Posted: April 29, 2004 at 1:00 am, Last Updated: November 30, -0001 at 12:00 am
by Ryan Effgen
A group of students in Laura Casal’s English 302 Advanced Composition class have taken an assignment beyond the classroom. Their assignment was to create a hypothetical business, association, or institute and develop business plans and marketing materials. Instead, they created plans and materials for a real business in need of these very services.
Juniors Dina Evans, Sharon Hagan, and Paul Pierre, and sophomores Nick Carter and Paulina Gonzalez worked with Upscale Gift Baskets, a recently established minority-owned business in Old Town Alexandria. As a brand-new venture, Upscale Gift Baskets was short on finances and resources. The students took the opportunity to test out their skills in the real world of business by creating everything from catalogues, a logo, and letterhead, to legal documents, business plans, and a web site. The students offered their services freely, and the business owner, Vanessa Goodrum, had the option to use the services as she saw fit.

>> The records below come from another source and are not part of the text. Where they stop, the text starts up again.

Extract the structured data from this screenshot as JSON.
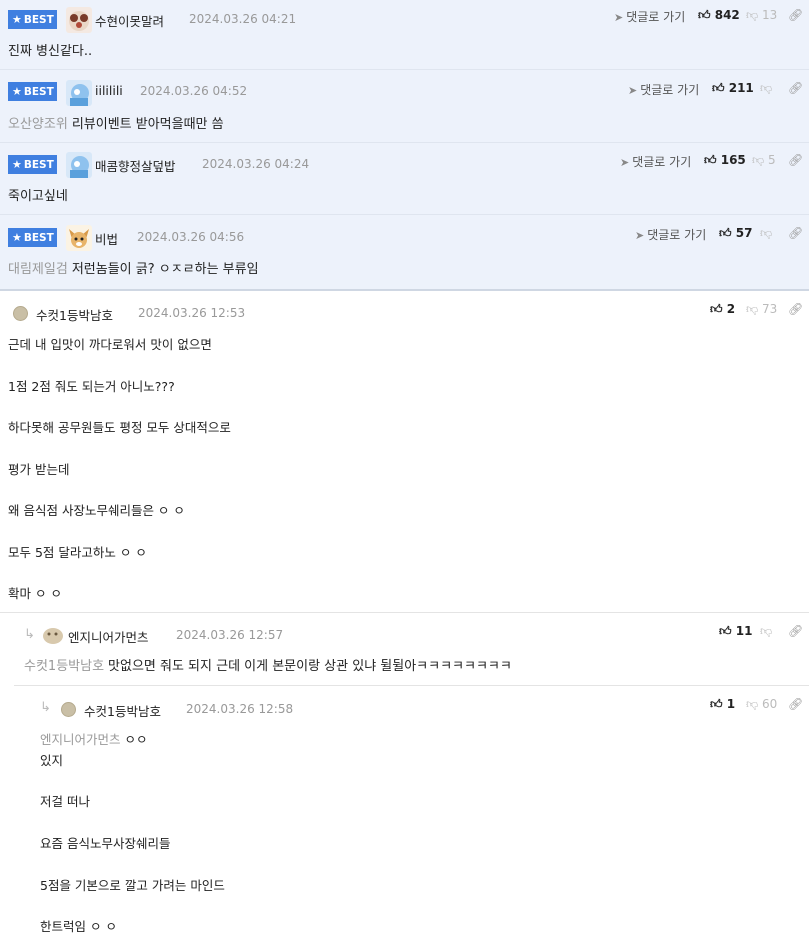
{
  "best_label": "BEST",
  "reply_to_label": "댓글로 가기",
  "best_comments": [
    {
      "nick": "수현이못말려",
      "date": "2024.03.26 04:21",
      "up": "842",
      "down": "13",
      "mention": "",
      "text": "진짜 병신같다.."
    },
    {
      "nick": "iililili",
      "date": "2024.03.26 04:52",
      "up": "211",
      "down": "",
      "mention": "오산양조위",
      "text": "리뷰이벤트 받아먹을때만 씀"
    },
    {
      "nick": "매콤향정살덮밥",
      "date": "2024.03.26 04:24",
      "up": "165",
      "down": "5",
      "mention": "",
      "text": "죽이고싶네"
    },
    {
      "nick": "비법",
      "date": "2024.03.26 04:56",
      "up": "57",
      "down": "",
      "mention": "대림제일검",
      "text": "저런놈들이 긁? ㅇㅈㄹ하는 부류임"
    }
  ],
  "main_comment": {
    "nick": "수컷1등박남호",
    "date": "2024.03.26 12:53",
    "up": "2",
    "down": "73",
    "lines": [
      "근데 내 입맛이 까다로워서 맛이 없으면",
      "1점 2점 줘도 되는거 아니노???",
      "하다못해 공무원들도 평정 모두 상대적으로",
      "평가 받는데",
      "왜 음식점 사장노무쉐리들은 ㅇ ㅇ",
      "모두 5점 달라고하노 ㅇ ㅇ",
      "확마 ㅇ ㅇ"
    ]
  },
  "reply_1": {
    "nick": "엔지니어가먼츠",
    "date": "2024.03.26 12:57",
    "up": "11",
    "down": "",
    "mention": "수컷1등박남호",
    "text": "맛없으면 줘도 되지 근데 이게 본문이랑 상관 있냐 뒬뒬아ㅋㅋㅋㅋㅋㅋㅋㅋ"
  },
  "reply_2": {
    "nick": "수컷1등박남호",
    "date": "2024.03.26 12:58",
    "up": "1",
    "down": "60",
    "mention": "엔지니어가먼츠",
    "first_line": "ㅇㅇ",
    "lines": [
      "있지",
      "저걸 떠나",
      "요즘 음식노무사장쉐리들",
      "5점을 기본으로 깔고 가려는 마인드",
      "한트럭임 ㅇ ㅇ"
    ]
  },
  "colors": {
    "badge": "#3f7fe0",
    "best_bg": "#edf2fb",
    "muted": "#999999"
  }
}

“They were absolutely excellent,” says Goodrum. “This is a great help for a small business. They thought outside the box and came up with things that hadn’t occurred to me. I am very certain that I will use a lot of the material they’ve put together.”
In keeping with Casal’s business-oriented theme for Advanced Composition, students are required to compose a resume, and this group of students will have actual experience to include on theirs. “Dina’s group decided to take on a real-life project and has done a marvelous job,” says Casal. “This type of exercise is preparation for what the students will face in the workforce. As a teacher, I love watching their creativity and industry.”
“Working for an actual business versus a made-up organization not only provides the students with real-world business experience, it provides a greater sense of accomplishment, community support, and a job recommendation,” says Evans. Having recently returned to school after several years in the workplace, Evans knows the value of practical work experience. “The benefits do not stop there. The work we have done has offered the business owner a leg up on the competition in a tight market.”